(Data records for software interfaces)
++++++++

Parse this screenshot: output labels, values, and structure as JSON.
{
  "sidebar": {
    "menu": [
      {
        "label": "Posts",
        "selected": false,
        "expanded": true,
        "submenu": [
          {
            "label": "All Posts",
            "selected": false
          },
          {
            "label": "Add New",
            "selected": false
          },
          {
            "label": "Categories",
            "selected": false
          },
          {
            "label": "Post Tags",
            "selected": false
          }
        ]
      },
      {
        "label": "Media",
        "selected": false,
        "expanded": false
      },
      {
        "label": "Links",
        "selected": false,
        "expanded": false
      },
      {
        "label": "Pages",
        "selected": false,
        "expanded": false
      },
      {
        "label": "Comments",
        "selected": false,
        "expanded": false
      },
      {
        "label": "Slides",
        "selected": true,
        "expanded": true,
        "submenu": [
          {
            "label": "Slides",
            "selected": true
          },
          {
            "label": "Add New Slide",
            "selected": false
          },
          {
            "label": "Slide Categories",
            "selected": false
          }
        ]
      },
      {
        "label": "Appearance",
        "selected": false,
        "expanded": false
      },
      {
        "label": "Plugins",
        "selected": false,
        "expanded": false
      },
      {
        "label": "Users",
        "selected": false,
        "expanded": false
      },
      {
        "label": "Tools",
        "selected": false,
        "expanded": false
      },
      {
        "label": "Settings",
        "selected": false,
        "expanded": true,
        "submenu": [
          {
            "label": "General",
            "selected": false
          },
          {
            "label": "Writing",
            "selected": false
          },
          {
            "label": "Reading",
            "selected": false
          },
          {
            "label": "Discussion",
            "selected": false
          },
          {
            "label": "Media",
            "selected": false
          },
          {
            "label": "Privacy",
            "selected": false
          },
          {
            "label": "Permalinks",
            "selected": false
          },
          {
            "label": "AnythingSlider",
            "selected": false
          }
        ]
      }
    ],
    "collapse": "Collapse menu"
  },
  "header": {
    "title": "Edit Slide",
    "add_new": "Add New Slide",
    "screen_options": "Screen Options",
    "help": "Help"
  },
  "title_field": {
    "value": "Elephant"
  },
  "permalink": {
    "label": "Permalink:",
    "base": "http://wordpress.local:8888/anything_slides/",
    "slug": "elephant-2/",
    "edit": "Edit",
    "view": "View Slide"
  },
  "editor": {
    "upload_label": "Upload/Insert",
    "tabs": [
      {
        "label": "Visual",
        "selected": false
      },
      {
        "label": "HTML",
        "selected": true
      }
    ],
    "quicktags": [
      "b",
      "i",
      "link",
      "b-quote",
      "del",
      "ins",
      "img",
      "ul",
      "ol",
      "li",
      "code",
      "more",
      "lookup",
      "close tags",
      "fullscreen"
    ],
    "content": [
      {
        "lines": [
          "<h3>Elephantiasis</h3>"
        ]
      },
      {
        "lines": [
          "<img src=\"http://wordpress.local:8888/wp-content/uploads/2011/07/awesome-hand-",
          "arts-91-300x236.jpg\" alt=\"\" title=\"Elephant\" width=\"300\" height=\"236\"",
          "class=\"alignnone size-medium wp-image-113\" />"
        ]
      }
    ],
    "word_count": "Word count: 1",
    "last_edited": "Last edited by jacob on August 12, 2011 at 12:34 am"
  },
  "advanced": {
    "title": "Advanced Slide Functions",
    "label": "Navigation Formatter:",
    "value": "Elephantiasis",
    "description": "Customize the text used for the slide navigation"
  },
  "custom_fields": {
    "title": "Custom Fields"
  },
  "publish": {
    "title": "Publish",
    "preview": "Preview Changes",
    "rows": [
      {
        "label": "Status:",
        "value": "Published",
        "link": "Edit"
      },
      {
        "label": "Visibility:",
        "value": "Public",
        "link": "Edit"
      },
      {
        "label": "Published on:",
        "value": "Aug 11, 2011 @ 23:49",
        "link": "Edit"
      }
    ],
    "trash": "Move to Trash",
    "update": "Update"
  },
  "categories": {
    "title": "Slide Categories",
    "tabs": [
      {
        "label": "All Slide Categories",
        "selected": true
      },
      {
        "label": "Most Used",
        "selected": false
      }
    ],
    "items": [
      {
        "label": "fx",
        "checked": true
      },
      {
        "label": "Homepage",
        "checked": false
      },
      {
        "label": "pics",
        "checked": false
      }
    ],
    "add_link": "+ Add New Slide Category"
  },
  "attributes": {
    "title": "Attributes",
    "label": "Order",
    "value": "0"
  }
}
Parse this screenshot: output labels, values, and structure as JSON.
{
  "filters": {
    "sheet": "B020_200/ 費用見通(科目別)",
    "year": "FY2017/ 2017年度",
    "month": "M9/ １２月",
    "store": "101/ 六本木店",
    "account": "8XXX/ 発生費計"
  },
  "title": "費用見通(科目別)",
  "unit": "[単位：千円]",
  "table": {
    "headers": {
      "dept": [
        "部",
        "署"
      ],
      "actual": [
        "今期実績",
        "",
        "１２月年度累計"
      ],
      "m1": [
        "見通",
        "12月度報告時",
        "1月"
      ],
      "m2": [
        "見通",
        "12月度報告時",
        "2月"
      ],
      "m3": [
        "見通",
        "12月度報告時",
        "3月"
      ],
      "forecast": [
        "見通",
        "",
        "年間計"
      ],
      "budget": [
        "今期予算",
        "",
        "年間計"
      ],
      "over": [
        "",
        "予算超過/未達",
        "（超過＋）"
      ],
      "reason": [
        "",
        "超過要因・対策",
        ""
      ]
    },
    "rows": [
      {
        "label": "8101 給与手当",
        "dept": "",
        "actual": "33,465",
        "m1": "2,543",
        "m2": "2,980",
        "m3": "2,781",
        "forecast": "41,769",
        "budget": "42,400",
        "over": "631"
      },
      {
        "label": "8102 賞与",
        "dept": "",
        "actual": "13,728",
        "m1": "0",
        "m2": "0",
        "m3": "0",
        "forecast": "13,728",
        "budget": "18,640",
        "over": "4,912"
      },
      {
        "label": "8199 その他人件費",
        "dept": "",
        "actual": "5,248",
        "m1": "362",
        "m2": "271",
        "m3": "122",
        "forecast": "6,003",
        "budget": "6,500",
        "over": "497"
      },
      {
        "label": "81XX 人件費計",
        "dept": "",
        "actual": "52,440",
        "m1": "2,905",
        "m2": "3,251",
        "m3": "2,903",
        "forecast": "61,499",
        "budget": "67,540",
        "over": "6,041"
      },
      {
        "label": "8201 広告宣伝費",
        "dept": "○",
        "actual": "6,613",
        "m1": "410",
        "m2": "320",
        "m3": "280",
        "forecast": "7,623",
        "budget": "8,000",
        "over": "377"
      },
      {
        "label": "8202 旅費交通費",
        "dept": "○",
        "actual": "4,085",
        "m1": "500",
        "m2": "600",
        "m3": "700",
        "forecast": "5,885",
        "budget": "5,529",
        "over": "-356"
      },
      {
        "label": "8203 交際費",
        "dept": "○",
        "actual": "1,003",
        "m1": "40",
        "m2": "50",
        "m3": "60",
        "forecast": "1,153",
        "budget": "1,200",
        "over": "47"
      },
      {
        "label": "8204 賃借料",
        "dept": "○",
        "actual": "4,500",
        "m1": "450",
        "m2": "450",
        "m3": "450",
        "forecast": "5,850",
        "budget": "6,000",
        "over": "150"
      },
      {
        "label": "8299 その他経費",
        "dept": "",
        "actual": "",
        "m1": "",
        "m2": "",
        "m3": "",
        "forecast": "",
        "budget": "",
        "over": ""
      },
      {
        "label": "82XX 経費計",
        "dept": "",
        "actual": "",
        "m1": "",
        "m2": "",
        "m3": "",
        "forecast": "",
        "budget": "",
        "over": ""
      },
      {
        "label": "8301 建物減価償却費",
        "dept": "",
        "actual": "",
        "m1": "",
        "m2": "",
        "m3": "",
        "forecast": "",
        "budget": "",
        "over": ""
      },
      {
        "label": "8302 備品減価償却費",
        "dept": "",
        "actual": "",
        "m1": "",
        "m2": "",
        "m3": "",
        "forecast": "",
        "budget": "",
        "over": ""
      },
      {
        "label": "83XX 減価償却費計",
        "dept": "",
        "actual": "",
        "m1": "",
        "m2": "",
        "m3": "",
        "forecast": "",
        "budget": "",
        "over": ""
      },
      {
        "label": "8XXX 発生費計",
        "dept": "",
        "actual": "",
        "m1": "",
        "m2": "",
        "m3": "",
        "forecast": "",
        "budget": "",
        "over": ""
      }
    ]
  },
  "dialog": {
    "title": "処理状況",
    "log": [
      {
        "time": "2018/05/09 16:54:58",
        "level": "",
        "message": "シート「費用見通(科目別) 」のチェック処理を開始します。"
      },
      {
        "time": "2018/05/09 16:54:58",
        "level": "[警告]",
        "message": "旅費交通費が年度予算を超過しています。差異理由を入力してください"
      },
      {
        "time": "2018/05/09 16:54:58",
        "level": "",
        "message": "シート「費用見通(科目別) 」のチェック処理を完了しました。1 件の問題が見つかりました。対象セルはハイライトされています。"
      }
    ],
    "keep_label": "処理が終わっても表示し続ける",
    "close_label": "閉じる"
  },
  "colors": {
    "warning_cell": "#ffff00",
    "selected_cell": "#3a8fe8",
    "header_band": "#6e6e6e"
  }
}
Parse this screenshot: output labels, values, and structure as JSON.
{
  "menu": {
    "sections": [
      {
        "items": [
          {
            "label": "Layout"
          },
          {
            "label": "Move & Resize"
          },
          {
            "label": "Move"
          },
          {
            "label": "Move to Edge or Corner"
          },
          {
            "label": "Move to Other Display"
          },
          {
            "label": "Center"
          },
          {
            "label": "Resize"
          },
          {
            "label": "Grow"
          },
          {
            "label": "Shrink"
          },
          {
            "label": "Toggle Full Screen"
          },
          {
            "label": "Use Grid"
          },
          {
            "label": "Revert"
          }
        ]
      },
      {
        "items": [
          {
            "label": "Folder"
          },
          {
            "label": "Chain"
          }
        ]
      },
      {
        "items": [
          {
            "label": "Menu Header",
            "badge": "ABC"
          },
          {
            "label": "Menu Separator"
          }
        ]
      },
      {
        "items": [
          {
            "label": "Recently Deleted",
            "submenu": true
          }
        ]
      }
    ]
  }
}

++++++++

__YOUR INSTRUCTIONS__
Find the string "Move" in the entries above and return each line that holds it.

__RESULT__
    "trash": "Move to Trash",
            "label": "Move & Resize"
            "label": "Move"
            "label": "Move to Edge or Corner"
            "label": "Move to Other Display"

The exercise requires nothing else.